Now put these guys in a warm place for about an hour to let them rise again.  I went to the store and bought some parchment paper.  I'll be more prepared next time I promise.  
Here are my little rolls, all grown up.
Bake them until they are just golden brown.  These were nice and soft on the inside, but still had a crispy crust.  Perfect!
Whip up the coating while the knots are baking and then spread it on while they are still warm.  Eat as many as you can right out of the oven, because they were so much better fresh than they were as leftovers.  Enjoy!

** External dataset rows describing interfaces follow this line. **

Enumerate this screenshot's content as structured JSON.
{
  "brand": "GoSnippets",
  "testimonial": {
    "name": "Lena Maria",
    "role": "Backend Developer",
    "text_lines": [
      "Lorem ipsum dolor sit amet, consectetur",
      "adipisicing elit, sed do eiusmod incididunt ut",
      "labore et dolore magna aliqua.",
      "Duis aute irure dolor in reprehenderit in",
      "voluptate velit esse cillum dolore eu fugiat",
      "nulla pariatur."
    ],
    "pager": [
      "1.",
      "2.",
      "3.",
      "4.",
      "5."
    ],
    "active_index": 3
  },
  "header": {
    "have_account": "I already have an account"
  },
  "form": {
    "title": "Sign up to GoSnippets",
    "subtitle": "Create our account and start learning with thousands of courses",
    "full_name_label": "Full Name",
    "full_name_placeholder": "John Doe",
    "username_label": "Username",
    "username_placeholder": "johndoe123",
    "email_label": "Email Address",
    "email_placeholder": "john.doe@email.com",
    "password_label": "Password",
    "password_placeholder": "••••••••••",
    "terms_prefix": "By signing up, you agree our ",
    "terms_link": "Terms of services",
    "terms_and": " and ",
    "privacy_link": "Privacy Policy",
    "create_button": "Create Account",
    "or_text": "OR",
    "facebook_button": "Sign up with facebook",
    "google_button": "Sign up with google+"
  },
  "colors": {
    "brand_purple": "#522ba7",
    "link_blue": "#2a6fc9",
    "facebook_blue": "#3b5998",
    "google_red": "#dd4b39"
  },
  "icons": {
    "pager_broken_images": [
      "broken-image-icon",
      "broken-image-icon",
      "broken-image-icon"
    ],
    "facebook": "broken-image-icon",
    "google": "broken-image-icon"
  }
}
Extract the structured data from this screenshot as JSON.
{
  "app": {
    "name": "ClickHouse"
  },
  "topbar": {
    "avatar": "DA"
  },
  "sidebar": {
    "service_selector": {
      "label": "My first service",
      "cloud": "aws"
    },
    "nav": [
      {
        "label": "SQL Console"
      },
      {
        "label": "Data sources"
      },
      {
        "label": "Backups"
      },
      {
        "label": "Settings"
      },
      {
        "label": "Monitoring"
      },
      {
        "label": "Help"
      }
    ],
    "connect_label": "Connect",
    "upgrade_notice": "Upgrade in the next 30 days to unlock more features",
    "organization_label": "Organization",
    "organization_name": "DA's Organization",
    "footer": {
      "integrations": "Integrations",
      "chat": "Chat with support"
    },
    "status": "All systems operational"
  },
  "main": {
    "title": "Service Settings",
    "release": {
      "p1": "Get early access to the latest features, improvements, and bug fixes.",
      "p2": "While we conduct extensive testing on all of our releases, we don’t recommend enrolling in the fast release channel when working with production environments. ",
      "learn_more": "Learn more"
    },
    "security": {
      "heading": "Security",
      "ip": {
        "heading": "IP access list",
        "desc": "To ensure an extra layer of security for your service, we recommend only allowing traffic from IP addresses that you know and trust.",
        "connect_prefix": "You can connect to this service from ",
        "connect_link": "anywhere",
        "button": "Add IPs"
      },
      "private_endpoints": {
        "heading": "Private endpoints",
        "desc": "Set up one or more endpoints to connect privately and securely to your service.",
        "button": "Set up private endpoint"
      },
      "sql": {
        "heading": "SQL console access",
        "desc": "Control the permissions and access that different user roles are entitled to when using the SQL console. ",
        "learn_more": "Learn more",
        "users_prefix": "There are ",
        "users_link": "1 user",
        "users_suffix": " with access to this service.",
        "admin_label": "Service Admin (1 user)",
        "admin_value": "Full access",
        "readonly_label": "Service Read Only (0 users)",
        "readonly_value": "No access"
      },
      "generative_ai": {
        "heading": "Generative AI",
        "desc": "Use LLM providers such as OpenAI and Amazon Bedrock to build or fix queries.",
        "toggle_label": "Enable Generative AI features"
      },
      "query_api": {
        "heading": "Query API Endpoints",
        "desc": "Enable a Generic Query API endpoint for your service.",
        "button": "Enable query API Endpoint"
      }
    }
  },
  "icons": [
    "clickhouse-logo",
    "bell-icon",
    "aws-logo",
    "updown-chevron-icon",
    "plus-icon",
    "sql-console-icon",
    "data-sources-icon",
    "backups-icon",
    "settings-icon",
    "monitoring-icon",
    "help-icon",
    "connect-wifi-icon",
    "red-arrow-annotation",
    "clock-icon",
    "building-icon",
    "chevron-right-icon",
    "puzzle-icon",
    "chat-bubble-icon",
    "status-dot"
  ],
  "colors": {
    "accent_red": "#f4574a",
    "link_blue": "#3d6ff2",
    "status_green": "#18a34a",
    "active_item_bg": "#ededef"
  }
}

Garlic Knots
For the Dough:
2¾ cups all-purpose flour
7 oz warm water (about 115 degrees F)
2 Tbsp olive oil
¾ tablespoons active dry yeast
½ tablespoon granulated sugar
½ teaspoon sea salt
For the Garlic Coating:
1 tablespoons olive oil
1 tablespoons unsalted butter
2 cloves of garlic, finely minced
1 Tbsp dried Italian seasoning
Measure the flour into a large bowl; set aside. Combine the water, olive oil, yeast, sugar and salt in a large, 4-cup measuring cup or in a small bowl, mixing to dissolve the yeast. Pour the water mixture over the flour and mix with a wooden spoon until all of the flour is moistened. Turn the dough out onto a lightly floured surface and knead for a minute or two, adding additional flour or water if the dough it is too sticky or dry, until soft and just slightly tacky. Place the dough in a well-oiled bowl, cover with plastic wrap, and place in a draft-free area until doubled in size (this can take anywhere from 1 to 3 hours).
Line two baking sheets with parchment paper or silicone baking mats and set aside. Working on a pastry mat or clean counter or table, oil the surface, your hands and a rolling pin. Gently press down on dough, flipping it over and doing the same, to release gasses and flatten it. Using the rolling pin or your hands, shape the dough into a rectangle measuring about 5 inches by 16 inches, and ½-inch thick. Using a pizza cutter, slice the rectangle into 5-inch by ¾-inch strips.
Sprinkle the strips with flour. Taking the strips one at a time, gently roll it back and forth to create an even rope. Tie it into a knot and place on a prepared baking sheet. Place the knots about 1½ inches apart. Continue to make the rest of the knots. Cover the baking sheets with a dry kitchen towel or cheesecloth and place in a warm, draft-free area to rise. The rolls should double in size during the second rise.
Preheat the oven to 400 degrees F.
Once the knots have doubled in size, remove the towel covering them and bake, one pan at a time, for 12 to 15 minutes, or until golden.
While the knots are baking, prepare the garlic coating. Over low heat, warm the olive oil, butter and garlic in a small saucepan. Add the Italian seasonings, cover and set aside.
After removing the knots from the oven and while they are still warm, either brush them with the garlic coating, or place the knots in a large bowl and toss with the garlic coating. Season with additional sea salt to taste.
Serve warm or at room temperature. Baked rolls can be individually wrapped and frozen in an airtight freezer bag. Rewarm in a 350 degree F oven for about 5 minutes.
Yields about 20 garlic knots.

Recipe adapted from Brown Eyed Baker


  1. "Knots" are my favorite kind of rolls...I need to be brave like you and try to make a batch! Your garlic version sounds wonderful~